This year, the picnic “has to happen, even if it’s just rice and daal,” says Jhuma Gonrai, one of the teachers.
Suchana hopes to add a second floor to the existing building and a separate structure with a clinic and more latrines — giving more space for books, art and other learning materials.
Suchana’s library has around 1,500 books and the children take one home regularly. There are also now six second-hand computers, given by friends and family, on which older children learn computer skills.
The project is currently working with about 115 children from the Santhal and Kora tribes. In this area in West Bengal, tribal people make up about 18 percent of the population.

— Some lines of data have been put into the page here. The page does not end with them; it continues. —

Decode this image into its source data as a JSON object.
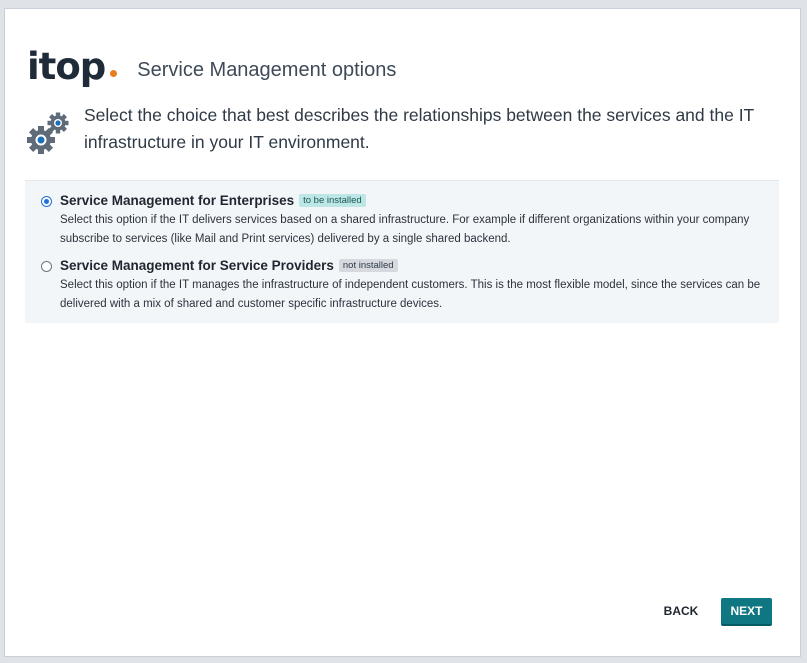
{
  "header": {
    "logo_text": "itop",
    "title": "Service Management options"
  },
  "intro": {
    "icon": "gears-icon",
    "text": "Select the choice that best describes the relationships between the services and the IT infrastructure in your IT environment."
  },
  "options": [
    {
      "title": "Service Management for Enterprises",
      "badge": "to be installed",
      "selected": true,
      "description": "Select this option if the IT delivers services based on a shared infrastructure. For example if different organizations within your company subscribe to services (like Mail and Print services) delivered by a single shared backend."
    },
    {
      "title": "Service Management for Service Providers",
      "badge": "not installed",
      "selected": false,
      "description": "Select this option if the IT manages the infrastructure of independent customers. This is the most flexible model, since the services can be delivered with a mix of shared and customer specific infrastructure devices."
    }
  ],
  "buttons": {
    "back": "BACK",
    "next": "NEXT"
  },
  "colors": {
    "accent": "#0e7782",
    "logo_orange": "#ea7d1e",
    "radio_blue": "#1f6fd6"
  }
}
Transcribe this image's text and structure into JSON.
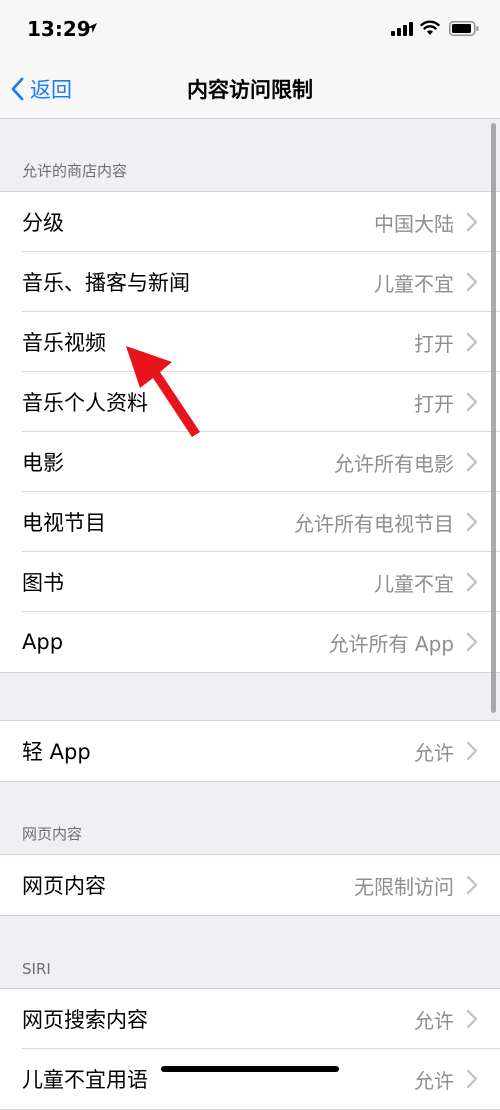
{
  "status": {
    "time": "13:29"
  },
  "nav": {
    "back_label": "返回",
    "title": "内容访问限制"
  },
  "sections": {
    "store": {
      "header": "允许的商店内容",
      "rows": [
        {
          "label": "分级",
          "value": "中国大陆"
        },
        {
          "label": "音乐、播客与新闻",
          "value": "儿童不宜"
        },
        {
          "label": "音乐视频",
          "value": "打开"
        },
        {
          "label": "音乐个人资料",
          "value": "打开"
        },
        {
          "label": "电影",
          "value": "允许所有电影"
        },
        {
          "label": "电视节目",
          "value": "允许所有电视节目"
        },
        {
          "label": "图书",
          "value": "儿童不宜"
        },
        {
          "label": "App",
          "value": "允许所有 App"
        }
      ]
    },
    "appclips": {
      "rows": [
        {
          "label": "轻 App",
          "value": "允许"
        }
      ]
    },
    "web": {
      "header": "网页内容",
      "rows": [
        {
          "label": "网页内容",
          "value": "无限制访问"
        }
      ]
    },
    "siri": {
      "header": "SIRI",
      "rows": [
        {
          "label": "网页搜索内容",
          "value": "允许"
        },
        {
          "label": "儿童不宜用语",
          "value": "允许"
        }
      ]
    }
  },
  "colors": {
    "accent": "#1a7cf5",
    "annotation": "#e8141c"
  },
  "icons": [
    "location-arrow-icon",
    "signal-icon",
    "wifi-icon",
    "battery-icon",
    "chevron-left-icon",
    "chevron-right-icon"
  ]
}
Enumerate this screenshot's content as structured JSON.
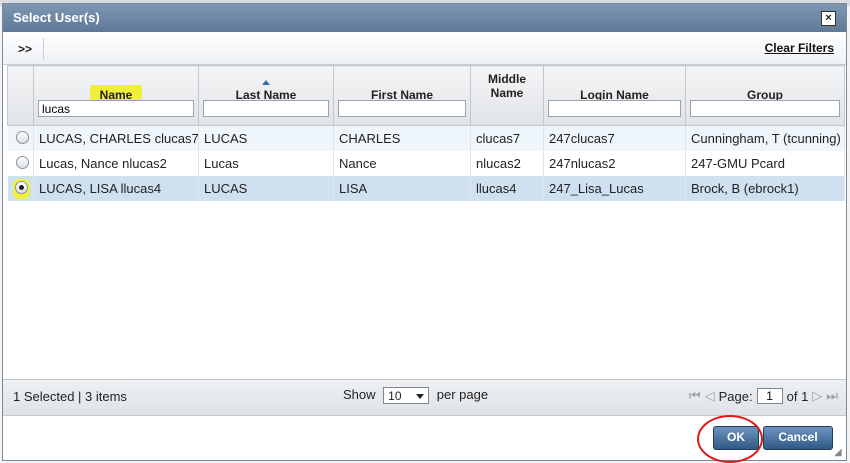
{
  "dialog": {
    "title": "Select User(s)",
    "close_symbol": "×",
    "expand_label": ">>",
    "clear_filters_label": "Clear Filters"
  },
  "columns": [
    {
      "key": "name",
      "label": "Name",
      "filter": "lucas"
    },
    {
      "key": "last_name",
      "label": "Last Name",
      "filter": ""
    },
    {
      "key": "first_name",
      "label": "First Name",
      "filter": ""
    },
    {
      "key": "middle_name",
      "label": "Middle Name",
      "filter": ""
    },
    {
      "key": "login_name",
      "label": "Login Name",
      "filter": ""
    },
    {
      "key": "group",
      "label": "Group",
      "filter": ""
    }
  ],
  "rows": [
    {
      "name": "LUCAS, CHARLES clucas7",
      "last_name": "LUCAS",
      "first_name": "CHARLES",
      "middle_name": "clucas7",
      "login_name": "247clucas7",
      "group": "Cunningham, T (tcunning)",
      "selected": false
    },
    {
      "name": "Lucas, Nance nlucas2",
      "last_name": "Lucas",
      "first_name": "Nance",
      "middle_name": "nlucas2",
      "login_name": "247nlucas2",
      "group": "247-GMU Pcard",
      "selected": false
    },
    {
      "name": "LUCAS, LISA llucas4",
      "last_name": "LUCAS",
      "first_name": "LISA",
      "middle_name": "llucas4",
      "login_name": "247_Lisa_Lucas",
      "group": "Brock, B (ebrock1)",
      "selected": true
    }
  ],
  "footer": {
    "selection_summary": "1 Selected | 3 items",
    "show_label": "Show",
    "page_size": "10",
    "per_page_label": "per page",
    "page_label": "Page:",
    "page_value": "1",
    "of_label": "of 1"
  },
  "buttons": {
    "ok_label": "OK",
    "cancel_label": "Cancel"
  },
  "icons": {
    "first_page": "⏮",
    "prev_page": "◁",
    "next_page": "▷",
    "last_page": "⏭",
    "resize": "◢"
  }
}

In the district of Birbhum, which accounts for about 4 percent of West Bengal’s 80 million population, the literacy rate among tribals is about 44 percent for men and a scant 18 percent for women.
Many of the children in these families are the first to go to school. Shanto Kora, another teacher at Suchana, was the first from his Kora village to go to college, where he studied Bengali and history.
Now, he’s keen to teach at university and in his spare time plays cricket. “I’m an all-rounder. I’m a spin bowler and I’m good at fielding,” Shanto says.
The lack of schooling for tribals is not just a problem in Bengal but in other areas of India where there are peoples with their own languages, often with only an oral tradition.
The Indian government’s Education Act of 2009, which came into force on April 1, calls for teaching in the child’s mother tongue where possible. But there are few qualified teachers in Santali or Kora — and little in the way of literature.
Suchana has just published the second-ever book in the Kora language, an alphabet primer, written by Shanto Kora, as part of its efforts to give local children crucial literacy skills.
“It’s an alphabet with pictures. We have distributed it to the Kora children,” the 28-year-old Shanto says.
“I wanted to teach. I like small children,” he adds, sitting cross-legged on the red tiled floor of the building, where children gather in groups with their teachers in the open air or under the wide eaves of the building to learn.
“The first thing all the teachers did when the building was ready was to grab their own special space.”
Editing by Miral Fahmy